From the line below containing "Give me the" to the final line, print each line exactly as written. No pictures belong in the copy.

[Web page and app entries]
◆ ◆ ◆ ◆ ◆

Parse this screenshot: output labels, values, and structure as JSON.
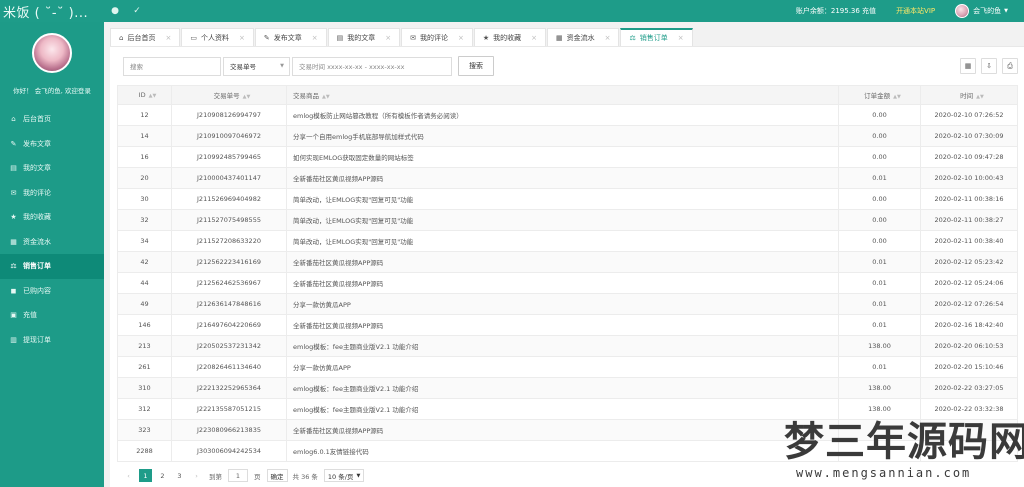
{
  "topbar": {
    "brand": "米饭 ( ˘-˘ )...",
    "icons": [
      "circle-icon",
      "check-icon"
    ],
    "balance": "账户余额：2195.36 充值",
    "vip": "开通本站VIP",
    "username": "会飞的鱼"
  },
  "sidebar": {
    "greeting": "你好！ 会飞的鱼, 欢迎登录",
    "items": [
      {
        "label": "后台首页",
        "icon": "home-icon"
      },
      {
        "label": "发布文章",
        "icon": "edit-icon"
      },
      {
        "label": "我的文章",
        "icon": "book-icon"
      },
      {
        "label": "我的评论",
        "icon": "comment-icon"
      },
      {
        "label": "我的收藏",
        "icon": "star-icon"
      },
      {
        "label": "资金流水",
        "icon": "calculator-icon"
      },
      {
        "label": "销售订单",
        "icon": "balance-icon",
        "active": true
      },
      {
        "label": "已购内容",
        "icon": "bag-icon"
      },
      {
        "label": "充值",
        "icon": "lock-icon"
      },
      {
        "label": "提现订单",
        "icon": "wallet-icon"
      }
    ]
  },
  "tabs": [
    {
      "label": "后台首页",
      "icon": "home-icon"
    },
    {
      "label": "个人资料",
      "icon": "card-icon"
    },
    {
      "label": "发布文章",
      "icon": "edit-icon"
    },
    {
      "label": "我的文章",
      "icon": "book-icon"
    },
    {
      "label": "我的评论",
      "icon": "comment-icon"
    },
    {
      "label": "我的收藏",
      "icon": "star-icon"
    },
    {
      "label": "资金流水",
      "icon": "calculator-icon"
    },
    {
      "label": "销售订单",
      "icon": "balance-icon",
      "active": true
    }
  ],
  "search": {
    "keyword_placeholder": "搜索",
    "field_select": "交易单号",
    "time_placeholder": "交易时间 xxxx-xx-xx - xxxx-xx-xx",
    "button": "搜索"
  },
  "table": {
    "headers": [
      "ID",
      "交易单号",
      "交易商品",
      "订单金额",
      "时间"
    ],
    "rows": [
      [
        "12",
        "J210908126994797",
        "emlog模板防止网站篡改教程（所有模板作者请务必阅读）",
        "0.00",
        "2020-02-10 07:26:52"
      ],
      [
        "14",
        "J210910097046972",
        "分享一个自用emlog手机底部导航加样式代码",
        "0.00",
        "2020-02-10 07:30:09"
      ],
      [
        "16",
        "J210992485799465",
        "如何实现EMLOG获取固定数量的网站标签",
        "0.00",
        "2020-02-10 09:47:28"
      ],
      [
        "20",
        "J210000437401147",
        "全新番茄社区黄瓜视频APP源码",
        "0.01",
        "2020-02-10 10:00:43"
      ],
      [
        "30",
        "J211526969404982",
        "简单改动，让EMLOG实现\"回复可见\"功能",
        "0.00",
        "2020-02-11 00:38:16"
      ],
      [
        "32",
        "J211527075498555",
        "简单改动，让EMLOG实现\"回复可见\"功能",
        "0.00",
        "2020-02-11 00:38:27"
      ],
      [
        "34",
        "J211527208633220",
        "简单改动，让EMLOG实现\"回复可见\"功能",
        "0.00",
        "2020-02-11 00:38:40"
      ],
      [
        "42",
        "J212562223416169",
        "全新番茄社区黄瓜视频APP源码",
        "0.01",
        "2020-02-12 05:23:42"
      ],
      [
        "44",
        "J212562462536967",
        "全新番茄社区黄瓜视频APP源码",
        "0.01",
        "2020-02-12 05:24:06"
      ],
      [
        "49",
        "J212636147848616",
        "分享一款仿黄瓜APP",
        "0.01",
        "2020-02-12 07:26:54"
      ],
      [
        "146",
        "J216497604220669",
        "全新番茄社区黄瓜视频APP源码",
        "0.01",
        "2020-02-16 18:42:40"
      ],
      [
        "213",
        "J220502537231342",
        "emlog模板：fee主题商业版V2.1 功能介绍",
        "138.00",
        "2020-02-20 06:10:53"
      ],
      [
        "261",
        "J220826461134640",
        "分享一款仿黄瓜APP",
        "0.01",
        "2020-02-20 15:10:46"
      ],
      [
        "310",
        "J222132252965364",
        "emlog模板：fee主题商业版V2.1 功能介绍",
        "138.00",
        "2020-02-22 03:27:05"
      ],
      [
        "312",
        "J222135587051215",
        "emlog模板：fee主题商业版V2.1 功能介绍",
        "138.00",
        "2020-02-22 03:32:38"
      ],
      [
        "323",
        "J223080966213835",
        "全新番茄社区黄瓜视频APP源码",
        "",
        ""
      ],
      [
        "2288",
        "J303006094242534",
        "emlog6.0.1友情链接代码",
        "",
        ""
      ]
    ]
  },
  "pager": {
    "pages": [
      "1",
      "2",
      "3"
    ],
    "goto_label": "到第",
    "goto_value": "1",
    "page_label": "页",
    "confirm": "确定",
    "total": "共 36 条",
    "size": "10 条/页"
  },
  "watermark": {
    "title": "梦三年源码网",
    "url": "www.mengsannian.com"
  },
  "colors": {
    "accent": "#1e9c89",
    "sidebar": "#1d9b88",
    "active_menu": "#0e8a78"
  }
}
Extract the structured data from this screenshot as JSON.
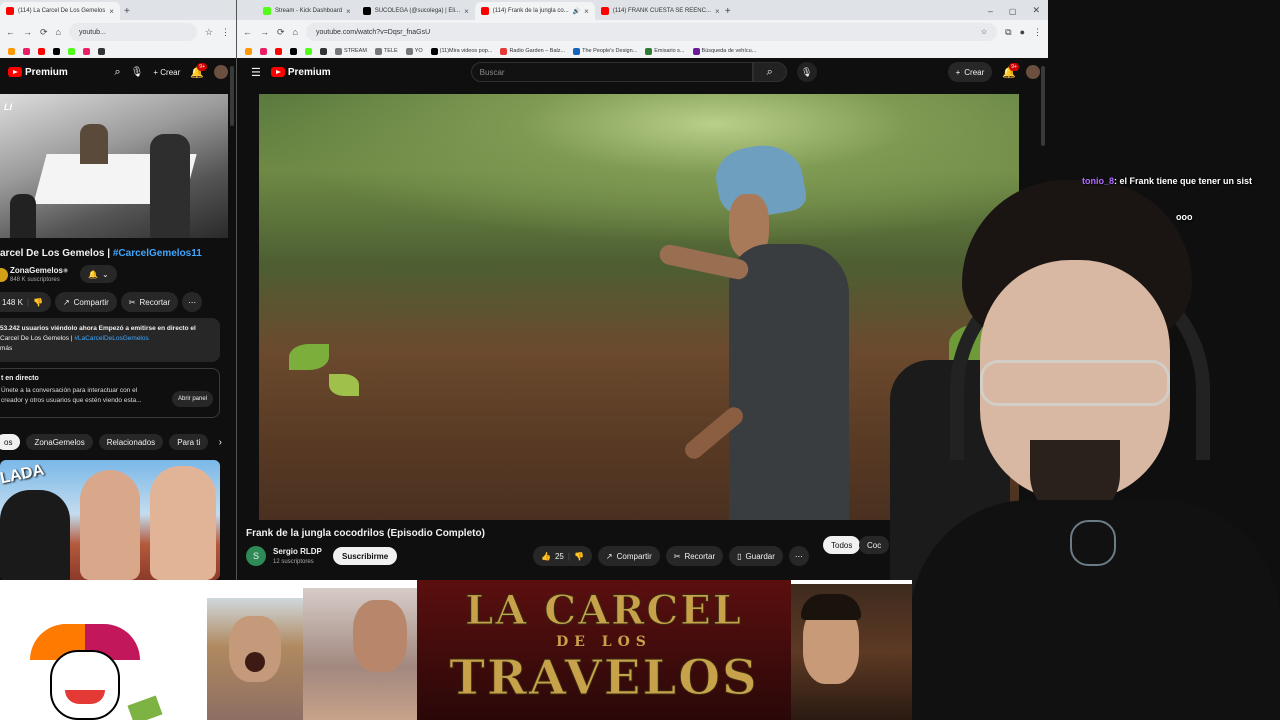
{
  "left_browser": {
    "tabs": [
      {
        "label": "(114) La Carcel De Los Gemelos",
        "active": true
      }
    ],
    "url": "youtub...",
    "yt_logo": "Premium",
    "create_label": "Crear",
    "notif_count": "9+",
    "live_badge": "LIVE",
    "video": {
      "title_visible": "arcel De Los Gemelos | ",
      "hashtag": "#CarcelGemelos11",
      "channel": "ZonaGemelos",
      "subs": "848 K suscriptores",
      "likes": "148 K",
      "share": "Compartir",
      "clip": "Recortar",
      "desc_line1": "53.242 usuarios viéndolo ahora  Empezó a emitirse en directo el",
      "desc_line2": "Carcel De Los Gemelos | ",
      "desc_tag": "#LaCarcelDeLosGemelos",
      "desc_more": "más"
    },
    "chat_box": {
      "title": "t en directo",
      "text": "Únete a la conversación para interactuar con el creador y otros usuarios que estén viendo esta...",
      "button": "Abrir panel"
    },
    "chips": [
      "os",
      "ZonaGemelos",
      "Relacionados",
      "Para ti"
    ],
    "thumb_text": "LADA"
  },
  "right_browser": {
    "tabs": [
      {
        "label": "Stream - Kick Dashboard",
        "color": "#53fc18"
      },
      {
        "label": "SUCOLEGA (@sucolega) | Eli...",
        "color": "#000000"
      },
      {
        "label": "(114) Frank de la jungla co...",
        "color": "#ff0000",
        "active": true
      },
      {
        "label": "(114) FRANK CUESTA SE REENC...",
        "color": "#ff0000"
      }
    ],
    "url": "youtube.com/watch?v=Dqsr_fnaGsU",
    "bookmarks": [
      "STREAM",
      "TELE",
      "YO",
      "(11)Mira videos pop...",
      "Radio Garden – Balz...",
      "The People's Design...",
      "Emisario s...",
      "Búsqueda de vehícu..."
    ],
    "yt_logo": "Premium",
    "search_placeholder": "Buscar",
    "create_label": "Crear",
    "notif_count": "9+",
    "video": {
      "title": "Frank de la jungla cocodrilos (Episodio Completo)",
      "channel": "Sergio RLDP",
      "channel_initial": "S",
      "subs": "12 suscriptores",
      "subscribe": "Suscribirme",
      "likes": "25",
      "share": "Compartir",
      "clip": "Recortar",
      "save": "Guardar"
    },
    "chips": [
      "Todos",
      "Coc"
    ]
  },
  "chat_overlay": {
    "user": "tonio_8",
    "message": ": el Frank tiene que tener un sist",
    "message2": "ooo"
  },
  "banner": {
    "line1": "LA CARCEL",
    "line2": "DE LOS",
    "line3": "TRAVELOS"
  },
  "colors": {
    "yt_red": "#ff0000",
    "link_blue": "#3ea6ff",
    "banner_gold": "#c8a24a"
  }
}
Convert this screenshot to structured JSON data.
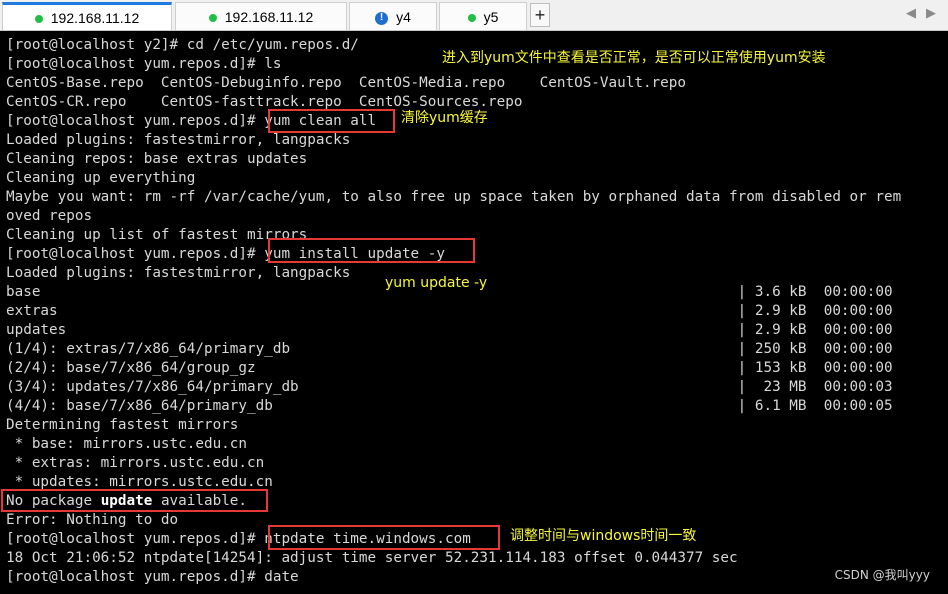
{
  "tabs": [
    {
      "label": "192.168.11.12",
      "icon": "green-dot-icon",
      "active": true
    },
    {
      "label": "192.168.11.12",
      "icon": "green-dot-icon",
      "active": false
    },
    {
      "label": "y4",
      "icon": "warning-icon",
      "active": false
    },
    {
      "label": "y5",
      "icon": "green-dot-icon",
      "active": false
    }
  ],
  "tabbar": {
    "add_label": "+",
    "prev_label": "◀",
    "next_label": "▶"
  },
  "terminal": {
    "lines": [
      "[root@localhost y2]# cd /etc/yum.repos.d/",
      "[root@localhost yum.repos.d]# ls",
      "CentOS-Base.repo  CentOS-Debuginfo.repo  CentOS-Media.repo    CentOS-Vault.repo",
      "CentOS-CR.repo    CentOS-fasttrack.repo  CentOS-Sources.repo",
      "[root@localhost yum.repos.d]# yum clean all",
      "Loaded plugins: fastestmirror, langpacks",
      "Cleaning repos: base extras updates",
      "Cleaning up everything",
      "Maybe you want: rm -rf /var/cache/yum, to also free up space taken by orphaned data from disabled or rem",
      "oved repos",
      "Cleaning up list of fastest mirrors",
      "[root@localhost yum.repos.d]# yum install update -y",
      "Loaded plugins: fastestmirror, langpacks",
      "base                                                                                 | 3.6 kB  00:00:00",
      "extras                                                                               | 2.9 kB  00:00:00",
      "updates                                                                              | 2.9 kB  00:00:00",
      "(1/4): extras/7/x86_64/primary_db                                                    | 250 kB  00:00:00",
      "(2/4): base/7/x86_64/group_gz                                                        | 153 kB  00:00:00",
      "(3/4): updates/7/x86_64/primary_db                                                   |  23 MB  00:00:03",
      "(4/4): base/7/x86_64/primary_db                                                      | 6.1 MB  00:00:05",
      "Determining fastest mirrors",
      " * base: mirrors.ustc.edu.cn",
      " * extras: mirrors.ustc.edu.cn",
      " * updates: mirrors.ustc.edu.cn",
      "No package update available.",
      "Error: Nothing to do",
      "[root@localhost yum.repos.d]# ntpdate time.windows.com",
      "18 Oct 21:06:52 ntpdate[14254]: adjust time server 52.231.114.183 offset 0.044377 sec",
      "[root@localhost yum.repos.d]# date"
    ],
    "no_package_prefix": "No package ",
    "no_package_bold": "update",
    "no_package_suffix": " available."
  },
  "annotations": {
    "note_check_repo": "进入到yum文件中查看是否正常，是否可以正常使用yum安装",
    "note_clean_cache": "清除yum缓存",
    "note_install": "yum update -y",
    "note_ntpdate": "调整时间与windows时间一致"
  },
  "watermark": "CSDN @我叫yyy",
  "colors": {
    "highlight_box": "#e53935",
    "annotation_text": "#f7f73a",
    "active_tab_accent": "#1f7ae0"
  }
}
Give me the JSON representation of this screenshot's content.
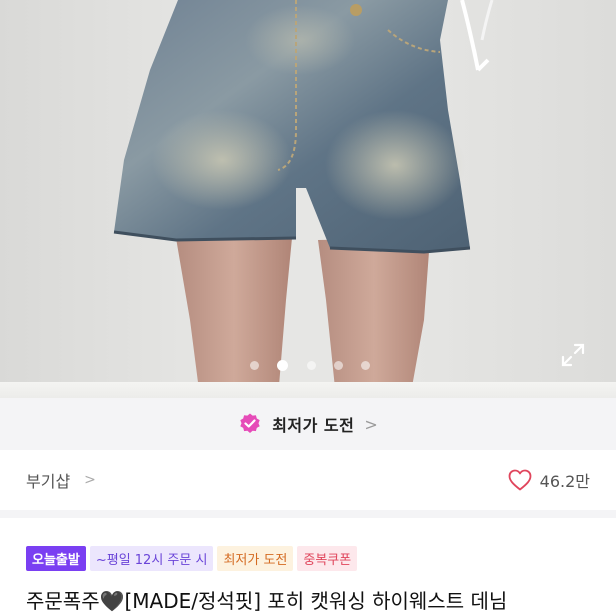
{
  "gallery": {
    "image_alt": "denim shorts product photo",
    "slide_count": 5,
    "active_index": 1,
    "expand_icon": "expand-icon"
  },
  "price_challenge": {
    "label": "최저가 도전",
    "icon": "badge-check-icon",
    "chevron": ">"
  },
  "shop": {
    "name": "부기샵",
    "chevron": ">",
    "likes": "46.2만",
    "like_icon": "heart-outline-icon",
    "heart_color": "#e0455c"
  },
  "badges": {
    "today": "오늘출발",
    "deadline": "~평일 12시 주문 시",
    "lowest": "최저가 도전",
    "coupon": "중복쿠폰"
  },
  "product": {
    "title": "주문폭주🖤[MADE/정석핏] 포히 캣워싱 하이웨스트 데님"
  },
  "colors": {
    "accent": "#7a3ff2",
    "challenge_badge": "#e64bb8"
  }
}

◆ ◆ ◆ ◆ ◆

• Answer box:
Give me the JSON representation of this screenshot's content.
{
  "gallery": {
    "image_alt": "denim shorts product photo",
    "slide_count": 5,
    "active_index": 1,
    "expand_icon": "expand-icon"
  },
  "price_challenge": {
    "label": "최저가 도전",
    "icon": "badge-check-icon",
    "chevron": ">"
  },
  "shop": {
    "name": "부기샵",
    "chevron": ">",
    "likes": "46.2만",
    "like_icon": "heart-outline-icon",
    "heart_color": "#e0455c"
  },
  "badges": {
    "today": "오늘출발",
    "deadline": "~평일 12시 주문 시",
    "lowest": "최저가 도전",
    "coupon": "중복쿠폰"
  },
  "product": {
    "title": "주문폭주🖤[MADE/정석핏] 포히 캣워싱 하이웨스트 데님"
  },
  "colors": {
    "accent": "#7a3ff2",
    "challenge_badge": "#e64bb8"
  }
}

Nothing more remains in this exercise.